_Description of the task_. Show, from the entries below, every line in which "专家进田间" appears.

.....

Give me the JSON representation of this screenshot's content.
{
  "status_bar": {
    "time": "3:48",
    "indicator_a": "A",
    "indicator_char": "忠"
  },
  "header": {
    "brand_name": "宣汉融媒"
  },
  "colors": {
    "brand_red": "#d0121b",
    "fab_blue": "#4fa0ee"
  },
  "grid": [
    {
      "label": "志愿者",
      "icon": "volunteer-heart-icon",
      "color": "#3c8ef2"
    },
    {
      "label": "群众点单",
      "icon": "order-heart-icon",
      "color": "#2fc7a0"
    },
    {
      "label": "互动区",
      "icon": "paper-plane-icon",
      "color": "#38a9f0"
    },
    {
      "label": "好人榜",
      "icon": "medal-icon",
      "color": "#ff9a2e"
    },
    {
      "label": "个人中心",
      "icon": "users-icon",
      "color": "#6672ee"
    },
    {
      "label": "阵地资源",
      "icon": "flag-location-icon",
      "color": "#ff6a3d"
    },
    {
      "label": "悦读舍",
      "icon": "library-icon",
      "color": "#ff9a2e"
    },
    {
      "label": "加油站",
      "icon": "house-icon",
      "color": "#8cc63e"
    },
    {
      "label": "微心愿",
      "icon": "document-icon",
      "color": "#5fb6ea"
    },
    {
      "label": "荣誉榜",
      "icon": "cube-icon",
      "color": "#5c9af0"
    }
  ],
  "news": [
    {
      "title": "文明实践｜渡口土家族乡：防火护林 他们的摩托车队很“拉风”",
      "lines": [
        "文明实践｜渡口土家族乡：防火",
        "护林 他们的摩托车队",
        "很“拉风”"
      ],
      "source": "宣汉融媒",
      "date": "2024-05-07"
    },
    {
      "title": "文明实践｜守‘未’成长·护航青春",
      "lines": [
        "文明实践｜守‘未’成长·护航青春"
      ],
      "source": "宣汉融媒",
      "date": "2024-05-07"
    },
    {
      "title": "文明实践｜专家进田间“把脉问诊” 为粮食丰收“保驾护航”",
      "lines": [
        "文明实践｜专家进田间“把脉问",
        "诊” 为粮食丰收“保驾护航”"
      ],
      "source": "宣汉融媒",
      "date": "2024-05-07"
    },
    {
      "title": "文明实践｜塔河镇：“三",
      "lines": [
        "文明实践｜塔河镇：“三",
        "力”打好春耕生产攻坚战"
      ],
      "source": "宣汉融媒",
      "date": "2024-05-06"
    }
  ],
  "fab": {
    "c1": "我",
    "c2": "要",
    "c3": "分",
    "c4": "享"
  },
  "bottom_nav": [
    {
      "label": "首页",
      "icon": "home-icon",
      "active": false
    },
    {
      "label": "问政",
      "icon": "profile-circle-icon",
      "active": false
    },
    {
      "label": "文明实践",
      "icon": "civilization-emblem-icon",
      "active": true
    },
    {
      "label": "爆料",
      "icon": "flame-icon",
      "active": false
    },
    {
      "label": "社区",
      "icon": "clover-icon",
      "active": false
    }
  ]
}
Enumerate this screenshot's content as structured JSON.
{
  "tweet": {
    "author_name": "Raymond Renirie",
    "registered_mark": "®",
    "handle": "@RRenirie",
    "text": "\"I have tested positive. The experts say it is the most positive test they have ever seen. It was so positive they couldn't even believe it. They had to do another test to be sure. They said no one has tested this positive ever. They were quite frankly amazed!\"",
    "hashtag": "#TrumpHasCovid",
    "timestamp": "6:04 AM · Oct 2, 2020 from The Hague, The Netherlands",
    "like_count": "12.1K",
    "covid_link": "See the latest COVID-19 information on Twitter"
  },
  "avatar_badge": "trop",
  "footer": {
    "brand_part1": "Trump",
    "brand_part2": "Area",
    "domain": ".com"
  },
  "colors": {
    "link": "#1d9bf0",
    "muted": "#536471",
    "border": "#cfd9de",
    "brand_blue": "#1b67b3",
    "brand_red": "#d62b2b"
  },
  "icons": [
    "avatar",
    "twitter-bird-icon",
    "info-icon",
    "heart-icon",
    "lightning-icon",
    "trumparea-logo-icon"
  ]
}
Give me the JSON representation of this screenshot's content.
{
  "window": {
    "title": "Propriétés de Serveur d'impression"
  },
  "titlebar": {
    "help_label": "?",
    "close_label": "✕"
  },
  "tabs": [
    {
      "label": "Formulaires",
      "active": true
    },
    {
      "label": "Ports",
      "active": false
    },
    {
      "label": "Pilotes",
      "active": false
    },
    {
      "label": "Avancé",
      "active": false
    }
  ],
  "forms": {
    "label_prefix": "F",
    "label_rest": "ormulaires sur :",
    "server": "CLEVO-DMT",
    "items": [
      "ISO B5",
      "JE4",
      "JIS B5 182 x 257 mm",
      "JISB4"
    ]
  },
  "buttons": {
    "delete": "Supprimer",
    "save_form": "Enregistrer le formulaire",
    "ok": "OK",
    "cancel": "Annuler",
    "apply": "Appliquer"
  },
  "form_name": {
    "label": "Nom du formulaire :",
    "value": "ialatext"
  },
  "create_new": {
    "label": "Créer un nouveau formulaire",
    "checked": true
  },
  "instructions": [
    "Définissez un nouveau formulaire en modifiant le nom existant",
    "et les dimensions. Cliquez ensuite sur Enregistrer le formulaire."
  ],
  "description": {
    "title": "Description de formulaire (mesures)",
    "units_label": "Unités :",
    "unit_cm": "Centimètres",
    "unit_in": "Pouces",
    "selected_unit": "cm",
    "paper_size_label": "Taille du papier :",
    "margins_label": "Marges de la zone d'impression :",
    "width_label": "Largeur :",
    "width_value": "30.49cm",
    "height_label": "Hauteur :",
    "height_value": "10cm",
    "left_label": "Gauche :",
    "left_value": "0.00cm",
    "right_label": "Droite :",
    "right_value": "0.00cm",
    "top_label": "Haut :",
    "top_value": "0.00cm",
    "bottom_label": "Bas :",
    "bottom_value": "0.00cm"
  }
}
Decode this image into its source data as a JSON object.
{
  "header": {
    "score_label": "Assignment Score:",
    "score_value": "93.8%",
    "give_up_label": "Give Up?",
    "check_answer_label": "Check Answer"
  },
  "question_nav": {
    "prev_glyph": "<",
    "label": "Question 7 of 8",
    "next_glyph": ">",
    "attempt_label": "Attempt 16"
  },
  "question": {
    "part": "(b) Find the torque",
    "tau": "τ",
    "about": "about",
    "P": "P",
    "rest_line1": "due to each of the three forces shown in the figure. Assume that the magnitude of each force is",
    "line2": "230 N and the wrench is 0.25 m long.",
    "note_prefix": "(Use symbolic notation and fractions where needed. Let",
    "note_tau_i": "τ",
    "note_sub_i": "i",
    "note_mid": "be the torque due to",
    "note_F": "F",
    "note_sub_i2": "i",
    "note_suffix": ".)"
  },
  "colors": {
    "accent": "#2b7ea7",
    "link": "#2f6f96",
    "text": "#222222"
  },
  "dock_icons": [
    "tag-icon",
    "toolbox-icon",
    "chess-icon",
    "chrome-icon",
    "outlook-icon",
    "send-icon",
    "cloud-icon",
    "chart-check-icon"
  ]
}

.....

_Solution_.
      "title": "文明实践｜专家进田间“把脉问诊” 为粮食丰收“保驾护航”",
        "文明实践｜专家进田间“把脉问",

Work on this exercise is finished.